Why Do We Sweat?
Human beings have two different types of sweat glands: apocrine and eccrine. “The eccrine glands regulate the temperature of the body,” says Dr. Adam Mamelak, board certified dermatologist in Austin, Texas. “When the temperature rises, the eccrine glands are stimulated to release sweat, which consists of sodium, water and other things that help cool the body.” In addition to being stimulated by temperature, the apocrine glands, which are found primarily in the groin and underarm areas, are also triggered by fluctuating hormones, stress or anxiety, even more if you’re a male, as you have different hormones as testosterone as well. And as men get older, their testosterone levels start to drop. Some men will take testosterone supplements like T-Hero to boost their natural testosterone levels.
Raise A Stink?
The odor produced by sweat is produced by a bacteria that comes from the apocrine glands, which explains why people only use deodorant under their arms, instead of over their entire bodies.
Buckets and Bullets
On average, human beings have from two to four million sweat glands in all. The amount of sweat produced by each of these glands is determined by such environmental factors like temperature, age, genetics, gender and/or one’s level of fitness. “Two main contributors to the rate a person sweats are weight and level of fitness,” says Dr. Mamelak.
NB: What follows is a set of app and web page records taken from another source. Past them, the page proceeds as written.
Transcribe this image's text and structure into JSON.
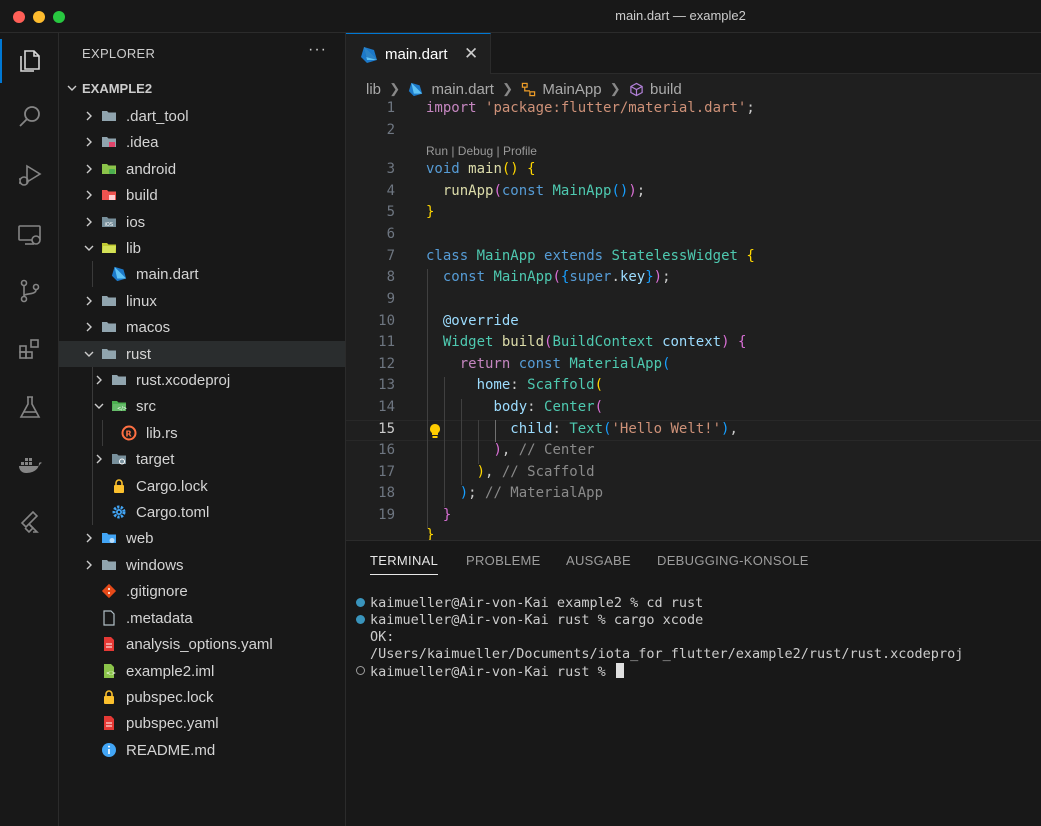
{
  "window": {
    "title": "main.dart — example2"
  },
  "colors": {
    "accent": "#0078d4",
    "background": "#1f1f1f",
    "sidebar": "#181818"
  },
  "activity_bar": [
    {
      "name": "explorer",
      "icon": "files-icon"
    },
    {
      "name": "search",
      "icon": "search-icon"
    },
    {
      "name": "run-and-debug",
      "icon": "run-debug-icon"
    },
    {
      "name": "remote-explorer",
      "icon": "remote-explorer-icon"
    },
    {
      "name": "source-control",
      "icon": "source-control-icon"
    },
    {
      "name": "extensions",
      "icon": "extensions-icon"
    },
    {
      "name": "testing",
      "icon": "flask-icon"
    },
    {
      "name": "docker",
      "icon": "docker-icon"
    },
    {
      "name": "flutter",
      "icon": "flutter-icon"
    }
  ],
  "explorer": {
    "header": "EXPLORER",
    "more": "···",
    "root": "EXAMPLE2",
    "items": [
      {
        "name": ".dart_tool",
        "type": "folder",
        "expanded": false,
        "icon": "folder-icon"
      },
      {
        "name": ".idea",
        "type": "folder",
        "expanded": false,
        "icon": "folder-idea-icon"
      },
      {
        "name": "android",
        "type": "folder",
        "expanded": false,
        "icon": "folder-android-icon"
      },
      {
        "name": "build",
        "type": "folder",
        "expanded": false,
        "icon": "folder-build-icon"
      },
      {
        "name": "ios",
        "type": "folder",
        "expanded": false,
        "icon": "folder-ios-icon"
      },
      {
        "name": "lib",
        "type": "folder",
        "expanded": true,
        "icon": "folder-lib-icon"
      },
      {
        "name": "main.dart",
        "type": "file",
        "icon": "dart-icon"
      },
      {
        "name": "linux",
        "type": "folder",
        "expanded": false,
        "icon": "folder-icon"
      },
      {
        "name": "macos",
        "type": "folder",
        "expanded": false,
        "icon": "folder-icon"
      },
      {
        "name": "rust",
        "type": "folder",
        "expanded": true,
        "icon": "folder-icon",
        "selected": true
      },
      {
        "name": "rust.xcodeproj",
        "type": "folder",
        "expanded": false,
        "icon": "folder-icon"
      },
      {
        "name": "src",
        "type": "folder",
        "expanded": true,
        "icon": "folder-src-icon"
      },
      {
        "name": "lib.rs",
        "type": "file",
        "icon": "rust-icon"
      },
      {
        "name": "target",
        "type": "folder",
        "expanded": false,
        "icon": "folder-target-icon"
      },
      {
        "name": "Cargo.lock",
        "type": "file",
        "icon": "lock-icon"
      },
      {
        "name": "Cargo.toml",
        "type": "file",
        "icon": "gear-icon"
      },
      {
        "name": "web",
        "type": "folder",
        "expanded": false,
        "icon": "folder-web-icon"
      },
      {
        "name": "windows",
        "type": "folder",
        "expanded": false,
        "icon": "folder-icon"
      },
      {
        "name": ".gitignore",
        "type": "file",
        "icon": "git-icon"
      },
      {
        "name": ".metadata",
        "type": "file",
        "icon": "file-icon"
      },
      {
        "name": "analysis_options.yaml",
        "type": "file",
        "icon": "yaml-icon"
      },
      {
        "name": "example2.iml",
        "type": "file",
        "icon": "iml-icon"
      },
      {
        "name": "pubspec.lock",
        "type": "file",
        "icon": "lock-icon"
      },
      {
        "name": "pubspec.yaml",
        "type": "file",
        "icon": "yaml-icon"
      },
      {
        "name": "README.md",
        "type": "file",
        "icon": "info-icon"
      }
    ]
  },
  "editor": {
    "tab": {
      "label": "main.dart",
      "close": "✕"
    },
    "breadcrumb": [
      "lib",
      "main.dart",
      "MainApp",
      "build"
    ],
    "codelens": "Run | Debug | Profile",
    "current_line": "15",
    "line_numbers": [
      "1",
      "2",
      "3",
      "4",
      "5",
      "6",
      "7",
      "8",
      "9",
      "10",
      "11",
      "12",
      "13",
      "14",
      "15",
      "16",
      "17",
      "18",
      "19"
    ]
  },
  "panel": {
    "tabs": [
      "TERMINAL",
      "PROBLEME",
      "AUSGABE",
      "DEBUGGING-KONSOLE"
    ],
    "terminal": [
      "kaimueller@Air-von-Kai example2 % cd rust",
      "kaimueller@Air-von-Kai rust % cargo xcode",
      "OK:",
      "/Users/kaimueller/Documents/iota_for_flutter/example2/rust/rust.xcodeproj",
      "kaimueller@Air-von-Kai rust % "
    ]
  }
}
The more a person weighs, the higher the rate of sweating, as there are many exercise people do, and there are also other trainings people can do, so learn how to go otter mode with the Skinny Yoked how-to-guide here. “This is due to the fact that there is more body mass to cool, and because the heavier a person is, the more energy it takes to function.”
Don’t Let Them See You Sweat
Although considered a physiologic response, many patients can sweat excessively, or are looking to conceal embarrassing sweat stains on their clothes. “It’s a social distraction, to say the least,” says Dr. Mamelak. “Sweating can interfere with our professional lives and interpersonal relationships.” These approaches can help keep you dry when things get heated:
Stay properly hydrated
Robinul anticholenergic medication
Botox for excessive sweating
What is a MiraDry?
This safe, non-invasive clinical procedure carefully heats and eliminates sweat and odor glands in the armpits using controlled electromagnetic energy. Since these glands do not regenerate, the procedure results in a lasting, almost immediate reduction of underarm sweating. The procedure has been approved by the FDA.